=== DATA FOR THIS EXERCISE ===
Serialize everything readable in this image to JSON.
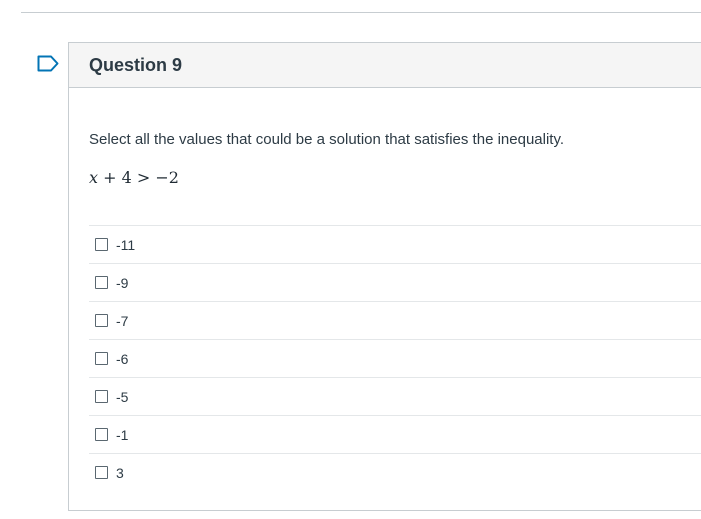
{
  "question": {
    "title": "Question 9",
    "text": "Select all the values that could be a solution that satisfies the inequality.",
    "equation": {
      "variable": "x",
      "rest": " + 4 > −2"
    },
    "answers": [
      {
        "label": "-11",
        "checked": false
      },
      {
        "label": "-9",
        "checked": false
      },
      {
        "label": "-7",
        "checked": false
      },
      {
        "label": "-6",
        "checked": false
      },
      {
        "label": "-5",
        "checked": false
      },
      {
        "label": "-1",
        "checked": false
      },
      {
        "label": "3",
        "checked": false
      }
    ]
  },
  "icons": {
    "flag": "flag-question-icon"
  },
  "colors": {
    "header_bg": "#f5f5f5",
    "border": "#c7cdd1",
    "text": "#2d3b45",
    "flag": "#0374b5"
  }
}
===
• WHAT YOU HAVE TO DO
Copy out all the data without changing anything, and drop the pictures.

• TASK RESPONSE
Serialize everything readable in this image to JSON.
{
  "question": {
    "title": "Question 9",
    "text": "Select all the values that could be a solution that satisfies the inequality.",
    "equation": {
      "variable": "x",
      "rest": " + 4 > −2"
    },
    "answers": [
      {
        "label": "-11",
        "checked": false
      },
      {
        "label": "-9",
        "checked": false
      },
      {
        "label": "-7",
        "checked": false
      },
      {
        "label": "-6",
        "checked": false
      },
      {
        "label": "-5",
        "checked": false
      },
      {
        "label": "-1",
        "checked": false
      },
      {
        "label": "3",
        "checked": false
      }
    ]
  },
  "icons": {
    "flag": "flag-question-icon"
  },
  "colors": {
    "header_bg": "#f5f5f5",
    "border": "#c7cdd1",
    "text": "#2d3b45",
    "flag": "#0374b5"
  }
}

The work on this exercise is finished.